_Provided records_.
****************************************
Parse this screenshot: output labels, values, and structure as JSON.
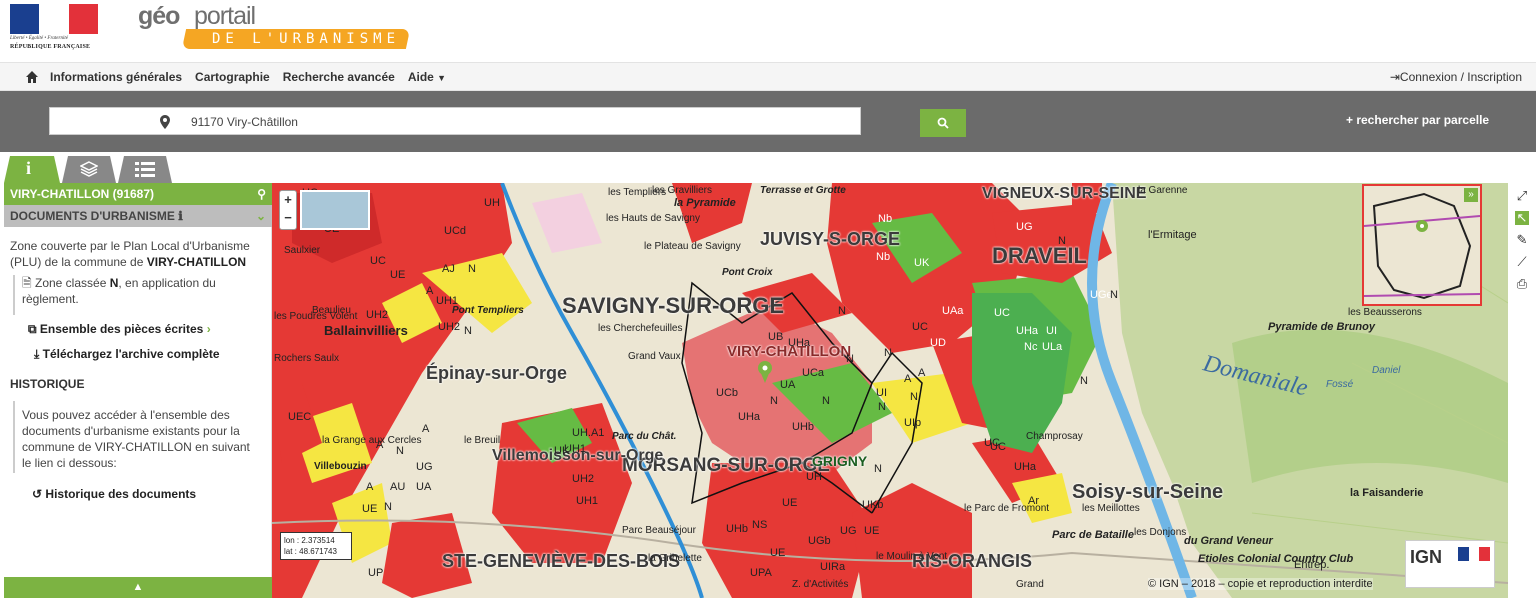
{
  "header": {
    "rf_motto": "Liberté • Égalité • Fraternité",
    "rf_name": "RÉPUBLIQUE FRANÇAISE",
    "logo_geo": "géo",
    "logo_portail": "portail",
    "logo_urbanisme": "DE L'URBANISME"
  },
  "navbar": {
    "items": [
      "Informations générales",
      "Cartographie",
      "Recherche avancée",
      "Aide"
    ],
    "login": "Connexion / Inscription"
  },
  "search": {
    "value": "91170 Viry-Châtillon",
    "parcelle": "+ rechercher par parcelle"
  },
  "panel": {
    "commune": "VIRY-CHATILLON (91687)",
    "docs_header": "DOCUMENTS D'URBANISME",
    "zone_text_1": "Zone couverte par le Plan Local d'Urbanisme (PLU) de la commune de ",
    "zone_commune": "VIRY-CHATILLON",
    "zone_classee_1": "Zone classée ",
    "zone_letter": "N",
    "zone_classee_2": ", en application du règlement.",
    "link_pieces": "Ensemble des pièces écrites",
    "link_archive": "Téléchargez l'archive complète",
    "historique": "HISTORIQUE",
    "histo_text": "Vous pouvez accéder à l'ensemble des documents d'urbanisme existants pour la commune de VIRY-CHATILLON en suivant le lien ci dessous:",
    "link_histo": "Historique des documents"
  },
  "map": {
    "lon": "lon : 2.373514",
    "lat": "lat : 48.671743",
    "copyright": "© IGN – 2018 – copie et reproduction interdite",
    "places": [
      "SAVIGNY-SUR-ORGE",
      "JUVISY-S-ORGE",
      "DRAVEIL",
      "VIGNEUX-SUR-SEINE",
      "Épinay-sur-Orge",
      "MORSANG-SUR-ORGE",
      "Villemoisson-sur-Orge",
      "VIRY-CHATILLON",
      "GRIGNY",
      "Soisy-sur-Seine",
      "STE-GENEVIÈVE-DES-BOIS",
      "RIS-ORANGIS",
      "Domaniale",
      "Pyramide de Brunoy",
      "Ballainvilliers",
      "la Pyramide",
      "Terrasse et Grotte",
      "la Garenne",
      "l'Ermitage",
      "la Faisanderie",
      "Parc de Bataille",
      "du Grand Veneur",
      "Etioles Colonial Country Club",
      "Champrosay",
      "les Templiers",
      "les Gravilliers",
      "les Hauts de Savigny",
      "le Plateau de Savigny",
      "les Cherchefeuilles",
      "Grand Vaux",
      "la Grange aux Cercles",
      "Villebouzin",
      "le Breuil",
      "Parc du Chât.",
      "Parc Beauséjour",
      "la Gribelette",
      "Z. d'Activités",
      "le Moulin à Vent",
      "les Meillottes",
      "les Donjons",
      "le Parc de Fromont",
      "Grand",
      "Entrep.",
      "Saulxier",
      "Beaulieu",
      "les Poudres Volent",
      "Rochers Saulx",
      "Pont Templiers",
      "Pont Croix",
      "les Beausserons",
      "Fossé",
      "Daniel"
    ],
    "zones": [
      "UC",
      "UH",
      "UB",
      "UE",
      "UCd",
      "UC",
      "UH2",
      "UE",
      "N",
      "A",
      "AJ",
      "UH1",
      "UH2",
      "N",
      "UEC",
      "A",
      "A",
      "N",
      "UG",
      "A",
      "AU",
      "UA",
      "N",
      "UE",
      "UH1",
      "UH2",
      "UH1",
      "UK",
      "UH.A1",
      "UCa",
      "UB",
      "UHa",
      "UA",
      "UCb",
      "N",
      "N",
      "UHa",
      "UHb",
      "UH",
      "UE",
      "UG",
      "UE",
      "NS",
      "UGb",
      "UKb",
      "UHb",
      "UPA",
      "UIRa",
      "UE",
      "Nb",
      "UG",
      "Nb",
      "UK",
      "UAa",
      "UC",
      "UGe",
      "UHa",
      "UI",
      "ULa",
      "UC",
      "UD",
      "UI",
      "UIp",
      "N",
      "A",
      "N",
      "UC",
      "UHa",
      "Ar",
      "Nc",
      "N",
      "N",
      "N",
      "N",
      "N",
      "N",
      "N",
      "A",
      "UC",
      "UP"
    ]
  },
  "colors": {
    "accent_green": "#7cb342",
    "header_gray": "#6b6b6b",
    "zone_red": "#e53935",
    "zone_green": "#66bb44",
    "zone_yellow": "#f5e642"
  }
}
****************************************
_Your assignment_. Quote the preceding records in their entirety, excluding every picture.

_Task output_.
Parse this screenshot: output labels, values, and structure as JSON.
{
  "header": {
    "rf_motto": "Liberté • Égalité • Fraternité",
    "rf_name": "RÉPUBLIQUE FRANÇAISE",
    "logo_geo": "géo",
    "logo_portail": "portail",
    "logo_urbanisme": "DE L'URBANISME"
  },
  "navbar": {
    "items": [
      "Informations générales",
      "Cartographie",
      "Recherche avancée",
      "Aide"
    ],
    "login": "Connexion / Inscription"
  },
  "search": {
    "value": "91170 Viry-Châtillon",
    "parcelle": "+ rechercher par parcelle"
  },
  "panel": {
    "commune": "VIRY-CHATILLON (91687)",
    "docs_header": "DOCUMENTS D'URBANISME",
    "zone_text_1": "Zone couverte par le Plan Local d'Urbanisme (PLU) de la commune de ",
    "zone_commune": "VIRY-CHATILLON",
    "zone_classee_1": "Zone classée ",
    "zone_letter": "N",
    "zone_classee_2": ", en application du règlement.",
    "link_pieces": "Ensemble des pièces écrites",
    "link_archive": "Téléchargez l'archive complète",
    "historique": "HISTORIQUE",
    "histo_text": "Vous pouvez accéder à l'ensemble des documents d'urbanisme existants pour la commune de VIRY-CHATILLON en suivant le lien ci dessous:",
    "link_histo": "Historique des documents"
  },
  "map": {
    "lon": "lon : 2.373514",
    "lat": "lat : 48.671743",
    "copyright": "© IGN – 2018 – copie et reproduction interdite",
    "places": [
      "SAVIGNY-SUR-ORGE",
      "JUVISY-S-ORGE",
      "DRAVEIL",
      "VIGNEUX-SUR-SEINE",
      "Épinay-sur-Orge",
      "MORSANG-SUR-ORGE",
      "Villemoisson-sur-Orge",
      "VIRY-CHATILLON",
      "GRIGNY",
      "Soisy-sur-Seine",
      "STE-GENEVIÈVE-DES-BOIS",
      "RIS-ORANGIS",
      "Domaniale",
      "Pyramide de Brunoy",
      "Ballainvilliers",
      "la Pyramide",
      "Terrasse et Grotte",
      "la Garenne",
      "l'Ermitage",
      "la Faisanderie",
      "Parc de Bataille",
      "du Grand Veneur",
      "Etioles Colonial Country Club",
      "Champrosay",
      "les Templiers",
      "les Gravilliers",
      "les Hauts de Savigny",
      "le Plateau de Savigny",
      "les Cherchefeuilles",
      "Grand Vaux",
      "la Grange aux Cercles",
      "Villebouzin",
      "le Breuil",
      "Parc du Chât.",
      "Parc Beauséjour",
      "la Gribelette",
      "Z. d'Activités",
      "le Moulin à Vent",
      "les Meillottes",
      "les Donjons",
      "le Parc de Fromont",
      "Grand",
      "Entrep.",
      "Saulxier",
      "Beaulieu",
      "les Poudres Volent",
      "Rochers Saulx",
      "Pont Templiers",
      "Pont Croix",
      "les Beausserons",
      "Fossé",
      "Daniel"
    ],
    "zones": [
      "UC",
      "UH",
      "UB",
      "UE",
      "UCd",
      "UC",
      "UH2",
      "UE",
      "N",
      "A",
      "AJ",
      "UH1",
      "UH2",
      "N",
      "UEC",
      "A",
      "A",
      "N",
      "UG",
      "A",
      "AU",
      "UA",
      "N",
      "UE",
      "UH1",
      "UH2",
      "UH1",
      "UK",
      "UH.A1",
      "UCa",
      "UB",
      "UHa",
      "UA",
      "UCb",
      "N",
      "N",
      "UHa",
      "UHb",
      "UH",
      "UE",
      "UG",
      "UE",
      "NS",
      "UGb",
      "UKb",
      "UHb",
      "UPA",
      "UIRa",
      "UE",
      "Nb",
      "UG",
      "Nb",
      "UK",
      "UAa",
      "UC",
      "UGe",
      "UHa",
      "UI",
      "ULa",
      "UC",
      "UD",
      "UI",
      "UIp",
      "N",
      "A",
      "N",
      "UC",
      "UHa",
      "Ar",
      "Nc",
      "N",
      "N",
      "N",
      "N",
      "N",
      "N",
      "N",
      "A",
      "UC",
      "UP"
    ]
  },
  "colors": {
    "accent_green": "#7cb342",
    "header_gray": "#6b6b6b",
    "zone_red": "#e53935",
    "zone_green": "#66bb44",
    "zone_yellow": "#f5e642"
  }
}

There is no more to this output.